## Records shown
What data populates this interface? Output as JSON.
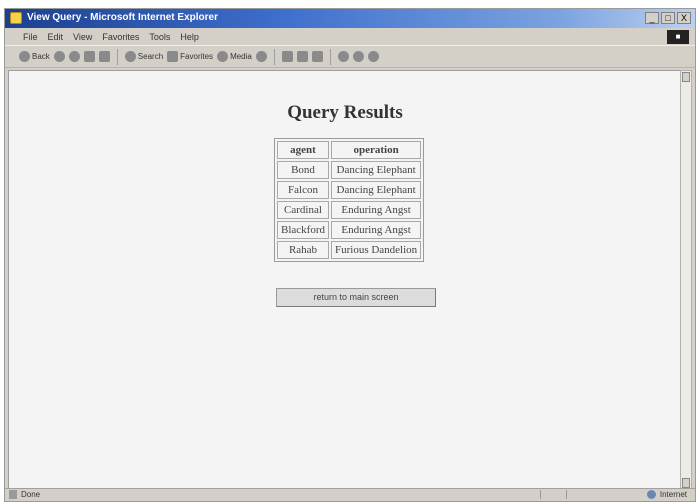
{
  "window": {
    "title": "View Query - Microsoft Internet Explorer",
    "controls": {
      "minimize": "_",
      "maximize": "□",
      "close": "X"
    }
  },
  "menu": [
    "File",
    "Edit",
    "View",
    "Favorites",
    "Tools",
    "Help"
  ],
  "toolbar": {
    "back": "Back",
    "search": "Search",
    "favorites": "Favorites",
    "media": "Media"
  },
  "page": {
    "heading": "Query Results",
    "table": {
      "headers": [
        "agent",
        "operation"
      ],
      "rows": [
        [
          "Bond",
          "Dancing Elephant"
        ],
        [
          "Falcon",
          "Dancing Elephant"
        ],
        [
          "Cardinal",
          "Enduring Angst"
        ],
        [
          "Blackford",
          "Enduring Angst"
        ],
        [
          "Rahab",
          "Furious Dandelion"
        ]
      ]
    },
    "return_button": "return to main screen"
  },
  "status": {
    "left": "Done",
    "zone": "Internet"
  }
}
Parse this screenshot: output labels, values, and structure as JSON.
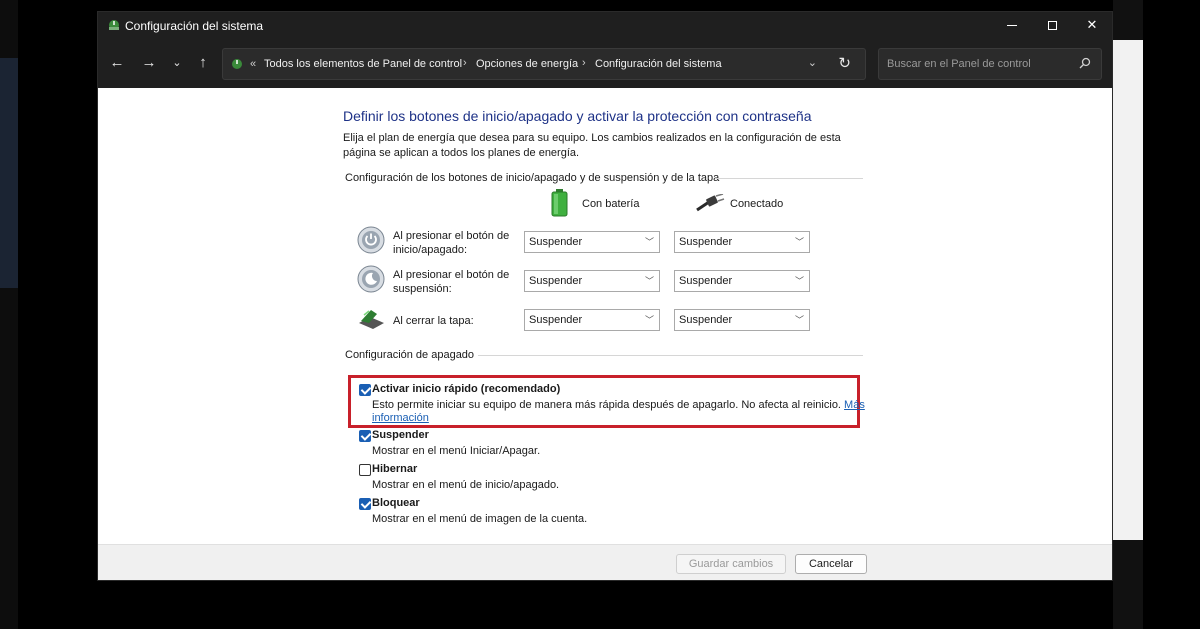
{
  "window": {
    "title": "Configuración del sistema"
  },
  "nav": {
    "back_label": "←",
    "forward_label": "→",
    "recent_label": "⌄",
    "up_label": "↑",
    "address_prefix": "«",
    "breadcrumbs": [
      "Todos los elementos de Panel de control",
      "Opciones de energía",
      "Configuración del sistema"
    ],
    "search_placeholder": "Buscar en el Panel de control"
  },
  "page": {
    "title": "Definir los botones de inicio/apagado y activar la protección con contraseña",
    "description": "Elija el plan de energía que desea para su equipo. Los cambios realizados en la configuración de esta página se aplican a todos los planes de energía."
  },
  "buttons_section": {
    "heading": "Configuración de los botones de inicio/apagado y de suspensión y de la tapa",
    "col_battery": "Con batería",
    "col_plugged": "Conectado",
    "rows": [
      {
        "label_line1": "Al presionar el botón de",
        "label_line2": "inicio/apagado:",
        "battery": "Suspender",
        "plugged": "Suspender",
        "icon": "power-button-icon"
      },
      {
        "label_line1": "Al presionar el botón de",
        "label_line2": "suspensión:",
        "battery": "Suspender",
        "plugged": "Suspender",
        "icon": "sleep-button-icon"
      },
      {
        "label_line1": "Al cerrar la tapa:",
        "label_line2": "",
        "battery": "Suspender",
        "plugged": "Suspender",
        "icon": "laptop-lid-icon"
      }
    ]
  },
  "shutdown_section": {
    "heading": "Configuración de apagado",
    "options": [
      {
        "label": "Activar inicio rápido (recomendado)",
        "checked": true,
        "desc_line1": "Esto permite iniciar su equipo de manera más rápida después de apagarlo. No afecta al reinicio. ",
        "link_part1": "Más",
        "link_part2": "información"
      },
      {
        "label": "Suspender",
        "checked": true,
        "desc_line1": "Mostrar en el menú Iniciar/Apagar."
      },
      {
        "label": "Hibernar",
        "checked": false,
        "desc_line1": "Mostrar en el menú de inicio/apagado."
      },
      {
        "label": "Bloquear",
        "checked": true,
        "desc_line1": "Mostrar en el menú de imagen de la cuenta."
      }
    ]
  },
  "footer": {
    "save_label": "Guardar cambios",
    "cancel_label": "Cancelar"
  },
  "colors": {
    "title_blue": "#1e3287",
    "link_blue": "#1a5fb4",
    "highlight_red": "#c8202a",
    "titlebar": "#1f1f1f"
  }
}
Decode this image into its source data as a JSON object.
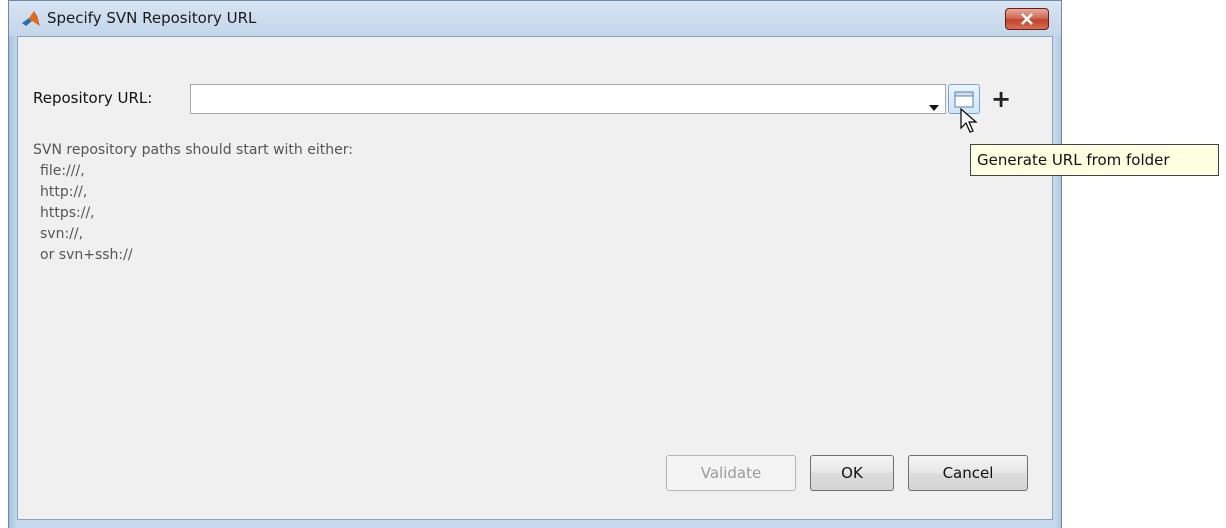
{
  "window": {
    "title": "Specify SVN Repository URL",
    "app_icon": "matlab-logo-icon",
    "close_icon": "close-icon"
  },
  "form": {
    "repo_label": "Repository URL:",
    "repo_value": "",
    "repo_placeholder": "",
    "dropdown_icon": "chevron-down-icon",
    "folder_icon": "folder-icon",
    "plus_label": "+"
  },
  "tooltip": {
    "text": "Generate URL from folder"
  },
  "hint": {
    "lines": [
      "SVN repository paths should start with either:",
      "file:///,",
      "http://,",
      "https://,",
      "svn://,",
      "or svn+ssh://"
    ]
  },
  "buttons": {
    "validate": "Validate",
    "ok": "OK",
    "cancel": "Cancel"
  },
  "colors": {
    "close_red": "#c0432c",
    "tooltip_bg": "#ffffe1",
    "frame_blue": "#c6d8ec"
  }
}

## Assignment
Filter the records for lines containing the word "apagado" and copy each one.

## Problem solution
    "title": "Definir los botones de inicio/apagado y activar la protección con contraseña",
    "heading": "Configuración de los botones de inicio/apagado y de suspensión y de la tapa",
        "label_line2": "inicio/apagado:",
    "heading": "Configuración de apagado",
        "desc_line1": "Mostrar en el menú de inicio/apagado."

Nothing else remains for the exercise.